● **EXERCISE**: Nothing is to be left out; print all the entries exactly.

● **INFORMATION SUPPLIED**:
● ● ● ● ●

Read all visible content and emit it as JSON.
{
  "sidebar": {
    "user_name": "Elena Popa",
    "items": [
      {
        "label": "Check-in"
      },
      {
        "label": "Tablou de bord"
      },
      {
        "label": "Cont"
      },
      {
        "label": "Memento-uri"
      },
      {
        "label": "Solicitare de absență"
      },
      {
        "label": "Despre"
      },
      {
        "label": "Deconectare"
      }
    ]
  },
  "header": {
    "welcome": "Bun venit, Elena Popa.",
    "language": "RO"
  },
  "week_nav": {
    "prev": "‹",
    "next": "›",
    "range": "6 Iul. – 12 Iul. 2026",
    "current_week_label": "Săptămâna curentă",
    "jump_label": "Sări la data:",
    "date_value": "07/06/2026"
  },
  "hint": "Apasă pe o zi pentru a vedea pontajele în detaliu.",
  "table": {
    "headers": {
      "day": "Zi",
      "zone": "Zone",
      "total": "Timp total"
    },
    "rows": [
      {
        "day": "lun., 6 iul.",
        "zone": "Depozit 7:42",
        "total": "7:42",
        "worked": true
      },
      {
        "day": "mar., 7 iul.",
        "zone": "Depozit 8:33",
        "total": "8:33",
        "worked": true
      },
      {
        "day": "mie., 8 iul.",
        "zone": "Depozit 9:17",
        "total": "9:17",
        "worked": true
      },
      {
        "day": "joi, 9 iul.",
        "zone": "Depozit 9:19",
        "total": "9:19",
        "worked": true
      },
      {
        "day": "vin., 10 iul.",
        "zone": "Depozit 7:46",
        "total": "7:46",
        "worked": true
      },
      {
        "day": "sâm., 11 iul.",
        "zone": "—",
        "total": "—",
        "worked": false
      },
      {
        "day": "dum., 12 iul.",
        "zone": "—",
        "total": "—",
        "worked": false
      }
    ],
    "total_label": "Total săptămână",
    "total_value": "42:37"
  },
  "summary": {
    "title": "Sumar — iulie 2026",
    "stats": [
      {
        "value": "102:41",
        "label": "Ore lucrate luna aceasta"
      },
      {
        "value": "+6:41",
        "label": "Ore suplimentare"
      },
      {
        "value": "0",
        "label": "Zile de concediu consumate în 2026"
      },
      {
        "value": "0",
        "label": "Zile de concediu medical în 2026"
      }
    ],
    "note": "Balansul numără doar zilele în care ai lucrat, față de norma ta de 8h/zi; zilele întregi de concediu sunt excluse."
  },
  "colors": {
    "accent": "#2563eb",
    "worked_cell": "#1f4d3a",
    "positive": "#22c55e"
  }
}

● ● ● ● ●

● **EXERCISE RESULT**:
Read all visible content and emit it as JSON.
{
  "sidebar": {
    "user_name": "Elena Popa",
    "items": [
      {
        "label": "Check-in"
      },
      {
        "label": "Tablou de bord"
      },
      {
        "label": "Cont"
      },
      {
        "label": "Memento-uri"
      },
      {
        "label": "Solicitare de absență"
      },
      {
        "label": "Despre"
      },
      {
        "label": "Deconectare"
      }
    ]
  },
  "header": {
    "welcome": "Bun venit, Elena Popa.",
    "language": "RO"
  },
  "week_nav": {
    "prev": "‹",
    "next": "›",
    "range": "6 Iul. – 12 Iul. 2026",
    "current_week_label": "Săptămâna curentă",
    "jump_label": "Sări la data:",
    "date_value": "07/06/2026"
  },
  "hint": "Apasă pe o zi pentru a vedea pontajele în detaliu.",
  "table": {
    "headers": {
      "day": "Zi",
      "zone": "Zone",
      "total": "Timp total"
    },
    "rows": [
      {
        "day": "lun., 6 iul.",
        "zone": "Depozit 7:42",
        "total": "7:42",
        "worked": true
      },
      {
        "day": "mar., 7 iul.",
        "zone": "Depozit 8:33",
        "total": "8:33",
        "worked": true
      },
      {
        "day": "mie., 8 iul.",
        "zone": "Depozit 9:17",
        "total": "9:17",
        "worked": true
      },
      {
        "day": "joi, 9 iul.",
        "zone": "Depozit 9:19",
        "total": "9:19",
        "worked": true
      },
      {
        "day": "vin., 10 iul.",
        "zone": "Depozit 7:46",
        "total": "7:46",
        "worked": true
      },
      {
        "day": "sâm., 11 iul.",
        "zone": "—",
        "total": "—",
        "worked": false
      },
      {
        "day": "dum., 12 iul.",
        "zone": "—",
        "total": "—",
        "worked": false
      }
    ],
    "total_label": "Total săptămână",
    "total_value": "42:37"
  },
  "summary": {
    "title": "Sumar — iulie 2026",
    "stats": [
      {
        "value": "102:41",
        "label": "Ore lucrate luna aceasta"
      },
      {
        "value": "+6:41",
        "label": "Ore suplimentare"
      },
      {
        "value": "0",
        "label": "Zile de concediu consumate în 2026"
      },
      {
        "value": "0",
        "label": "Zile de concediu medical în 2026"
      }
    ],
    "note": "Balansul numără doar zilele în care ai lucrat, față de norma ta de 8h/zi; zilele întregi de concediu sunt excluse."
  },
  "colors": {
    "accent": "#2563eb",
    "worked_cell": "#1f4d3a",
    "positive": "#22c55e"
  }
}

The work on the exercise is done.